The work these local and state chapters are doing to collectively push the country forward in terms of gender equity is powerful. “Generation Ratify is rooted in our chapters. There is so much work that needs to be done on a community level, changing the culture,” Nikhitha states when talking about menstrual equity. She believes, “It starts in schools with health curriculums and how we talk to girls about periods, and how we talk to boys about it, as well.”
After all, education is the path that led these young women to enter grassroots organizing, and political and social activism; they learned about an issue in school, they recognized an injustice, and a national movement took root.
They Can’t (Yet) but you Can
As for the ERA, right now the fate of the amendment is in the hands of the courts. The Commonwealth of Virginia, State of Illinois, and State of Nevada have filed against David S. Ferriero in his official capacity as Archivist of the United States. This lawsuit asserts that the deadline placed on the ERA for ratification should be removed, so what is there for the young leaders of Generation Ratify to do?
Well, besides school work, social lives, and activism, the young people of Generation Ratify have also become versed in law. They filed their own Amicus Brief. Amicus briefs are ‘legal documents that are filed in court cases by outside parties with a strong interest in the subject matter. These briefs advise the court of relevant, additional information or arguments that the court might wish to consider.’ In their brief, Generation Ratify states:
Our ideas, concerns, and focus on inclusion and intersectionality is critical to fighting for an ERA that works for everyone. By filing this brief, we want to elevate the conversation, focus on the communities that need the amendment the most, and empower young people to carry this fight forward. We do this through focusing on the inequities that are seen in education and access to opportunities for young people as a result of their gender.
Everything is riding on this electionNikhitha
These three young woman, and thousands like them across the country, fighting for equity in their own community are doing everything they possibly can, and they just ask that we vote. Though they are not old enough to participate in this election, they are encouraging everyone else, especially young voters, to cast their ballot.
“Everything is riding on this election,” Nikhita states. Her sentiments were echoed by Rosie and Sakhi who urge us to, “Make sure you know your state’s laws and when you need to vote.” Nikhitha continued, “4 million people, since 2016, have turned 18 and were of voting age for the 2018 midterms.

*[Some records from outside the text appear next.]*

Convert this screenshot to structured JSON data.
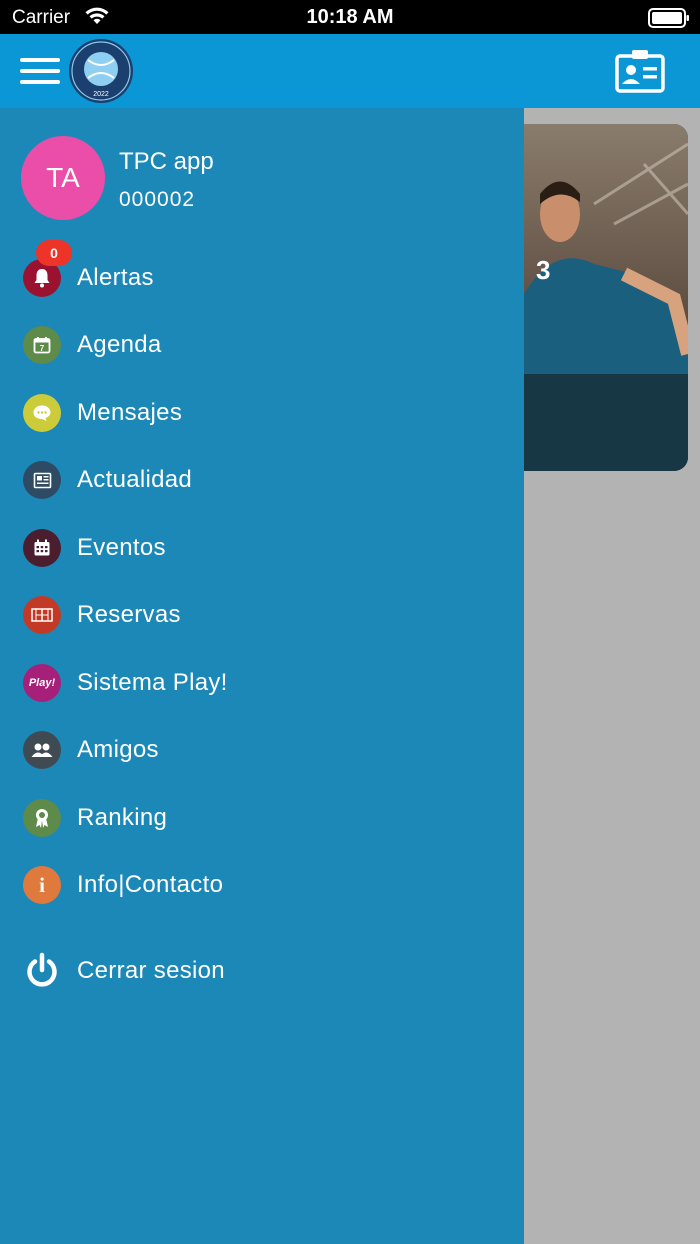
{
  "status_bar": {
    "carrier": "Carrier",
    "time": "10:18 AM"
  },
  "header": {
    "logo_text_top": "VERIN PADEL INDOOR",
    "logo_year": "2022"
  },
  "user": {
    "initials": "TA",
    "name": "TPC app",
    "id": "000002"
  },
  "menu": [
    {
      "label": "Alertas",
      "icon": "bell-icon",
      "color": "#9b1230",
      "badge": "0"
    },
    {
      "label": "Agenda",
      "icon": "calendar-day-icon",
      "color": "#5e8a4a"
    },
    {
      "label": "Mensajes",
      "icon": "chat-icon",
      "color": "#cccc3a"
    },
    {
      "label": "Actualidad",
      "icon": "newspaper-icon",
      "color": "#2e4a64"
    },
    {
      "label": "Eventos",
      "icon": "calendar-icon",
      "color": "#4a1e2e"
    },
    {
      "label": "Reservas",
      "icon": "court-icon",
      "color": "#c23a26"
    },
    {
      "label": "Sistema Play!",
      "icon": "play-badge-icon",
      "color": "#a6207a",
      "icon_text": "Play!"
    },
    {
      "label": "Amigos",
      "icon": "friends-icon",
      "color": "#3f4a52"
    },
    {
      "label": "Ranking",
      "icon": "award-icon",
      "color": "#5e8a4a"
    },
    {
      "label": "Info|Contacto",
      "icon": "info-icon",
      "color": "#e07a3c",
      "icon_text": "i"
    }
  ],
  "logout": {
    "label": "Cerrar sesion",
    "icon": "power-icon"
  },
  "colors": {
    "topbar": "#0b96d6",
    "drawer": "#1c88b8",
    "avatar": "#ea4ea8",
    "badge": "#ee3329"
  }
}
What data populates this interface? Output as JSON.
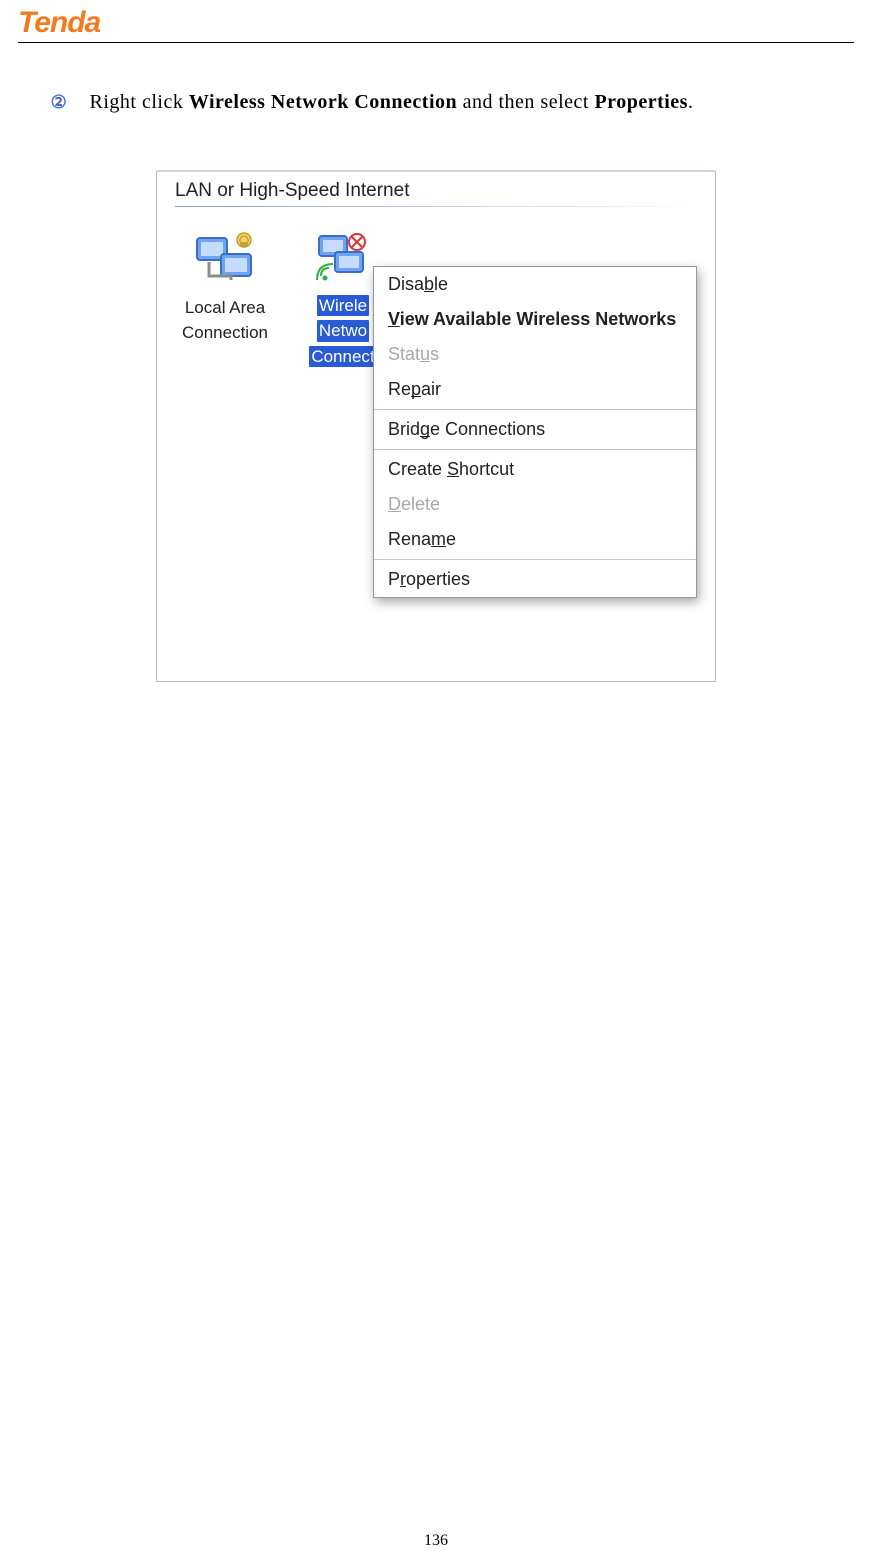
{
  "brand": "Tenda",
  "page_number": "136",
  "step": {
    "number": "②",
    "text_before": "Right click ",
    "bold1": "Wireless Network Connection",
    "text_mid": " and then select ",
    "bold2": "Properties",
    "text_after": "."
  },
  "window": {
    "group_title": "LAN or High-Speed Internet",
    "icons": {
      "lac_line1": "Local Area",
      "lac_line2": "Connection",
      "wnc_line1": "Wirele",
      "wnc_line2": "Netwo",
      "wnc_line3": "Connect"
    }
  },
  "menu": {
    "disable_pre": "Disa",
    "disable_u": "b",
    "disable_post": "le",
    "view_u": "V",
    "view_post": "iew Available Wireless Networks",
    "status_pre": "Stat",
    "status_u": "u",
    "status_post": "s",
    "repair_pre": "Re",
    "repair_u": "p",
    "repair_post": "air",
    "bridge_pre": "Brid",
    "bridge_u": "g",
    "bridge_post": "e Connections",
    "create_pre": "Create ",
    "create_u": "S",
    "create_post": "hortcut",
    "delete_u": "D",
    "delete_post": "elete",
    "rename_pre": "Rena",
    "rename_u": "m",
    "rename_post": "e",
    "properties_pre": "P",
    "properties_u": "r",
    "properties_post": "operties"
  }
}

We have to emphasize the importance of how much voting makes a difference.”
That is the power of the youth. The 4 million new voters who showed up in 2018 helped push progressive candidates and policies forward. These voters elected a record number of women to Congress; women who wore their Suffragist white and their ERA NOW pins to the State of the Union address in 2019.

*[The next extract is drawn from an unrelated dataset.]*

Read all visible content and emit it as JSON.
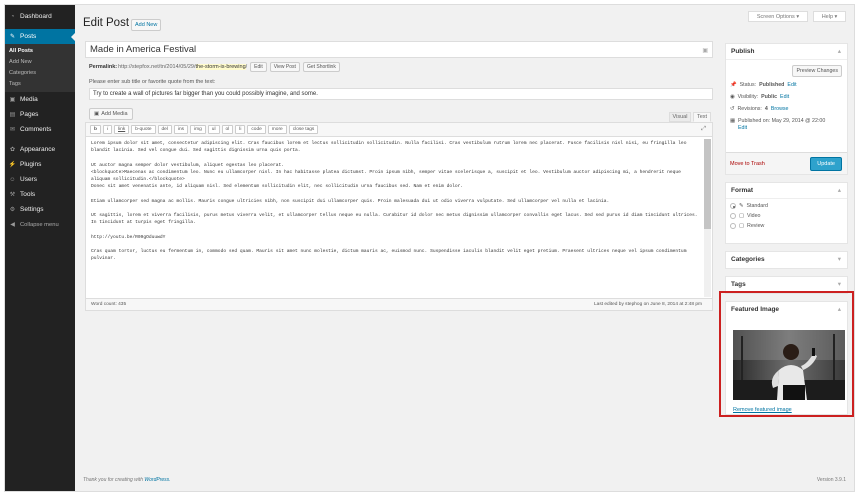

This power is waiting to be harnessed in 2020, with even more young voters now of age. A shift in the occupation of the White House likely means the final steps of the ERA’s ratification process are a guarantee. A journey that began almost 100 years ago, could come to a close, and in the midst of this century long fight, a new movement has begun.
“What is so cool about our generation is that there are so many people that want to get involved, you just have to reach them,” Rosie states. Rosie is reaching them, thousands of them, and like Sakhi states, “Being involved in Generation Ratify has helped me understand what my priorities are, and I am going to continue.”

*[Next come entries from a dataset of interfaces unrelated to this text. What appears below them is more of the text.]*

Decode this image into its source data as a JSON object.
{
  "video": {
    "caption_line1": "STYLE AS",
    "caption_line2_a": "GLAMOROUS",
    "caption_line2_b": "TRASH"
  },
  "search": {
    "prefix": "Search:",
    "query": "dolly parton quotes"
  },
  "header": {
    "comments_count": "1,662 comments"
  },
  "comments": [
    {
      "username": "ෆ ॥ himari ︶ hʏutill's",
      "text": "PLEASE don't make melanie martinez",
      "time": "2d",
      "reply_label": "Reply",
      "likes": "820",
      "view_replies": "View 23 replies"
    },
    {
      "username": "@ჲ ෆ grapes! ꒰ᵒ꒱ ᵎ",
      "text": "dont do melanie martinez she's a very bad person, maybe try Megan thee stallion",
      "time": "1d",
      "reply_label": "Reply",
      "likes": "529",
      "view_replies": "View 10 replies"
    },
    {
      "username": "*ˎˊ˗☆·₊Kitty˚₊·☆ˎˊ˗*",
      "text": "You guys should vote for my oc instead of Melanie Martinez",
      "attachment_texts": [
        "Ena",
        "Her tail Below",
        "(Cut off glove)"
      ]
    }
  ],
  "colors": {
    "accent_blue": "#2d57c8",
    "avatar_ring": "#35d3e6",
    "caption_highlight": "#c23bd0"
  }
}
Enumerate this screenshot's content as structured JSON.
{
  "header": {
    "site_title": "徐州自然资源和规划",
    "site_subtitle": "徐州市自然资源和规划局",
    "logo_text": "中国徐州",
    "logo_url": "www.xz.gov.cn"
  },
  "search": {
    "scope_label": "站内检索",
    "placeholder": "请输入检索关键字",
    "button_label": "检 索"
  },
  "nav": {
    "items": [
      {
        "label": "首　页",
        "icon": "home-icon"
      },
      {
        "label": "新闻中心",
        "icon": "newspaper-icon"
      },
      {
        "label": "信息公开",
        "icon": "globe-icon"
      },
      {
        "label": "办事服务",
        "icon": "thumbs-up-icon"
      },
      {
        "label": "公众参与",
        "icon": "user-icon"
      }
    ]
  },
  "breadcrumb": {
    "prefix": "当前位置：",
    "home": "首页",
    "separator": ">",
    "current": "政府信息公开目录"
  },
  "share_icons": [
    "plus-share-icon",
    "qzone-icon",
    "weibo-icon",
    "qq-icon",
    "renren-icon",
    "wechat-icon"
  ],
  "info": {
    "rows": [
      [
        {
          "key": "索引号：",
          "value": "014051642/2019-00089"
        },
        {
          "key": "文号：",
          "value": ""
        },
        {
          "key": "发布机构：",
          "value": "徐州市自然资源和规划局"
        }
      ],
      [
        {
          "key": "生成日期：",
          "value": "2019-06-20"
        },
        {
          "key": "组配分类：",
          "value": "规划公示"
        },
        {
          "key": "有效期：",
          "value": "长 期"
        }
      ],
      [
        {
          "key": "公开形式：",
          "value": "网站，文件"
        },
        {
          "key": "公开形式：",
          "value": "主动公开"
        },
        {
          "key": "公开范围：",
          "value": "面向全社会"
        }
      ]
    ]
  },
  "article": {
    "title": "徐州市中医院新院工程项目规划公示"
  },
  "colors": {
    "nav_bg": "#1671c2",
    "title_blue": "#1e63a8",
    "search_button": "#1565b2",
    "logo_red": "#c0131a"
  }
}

Rosie has created something that is pushing forward into the future, and about their generation, Nikhita adds, “We know a lot more than people credit us for. We can make change.”
Call to Action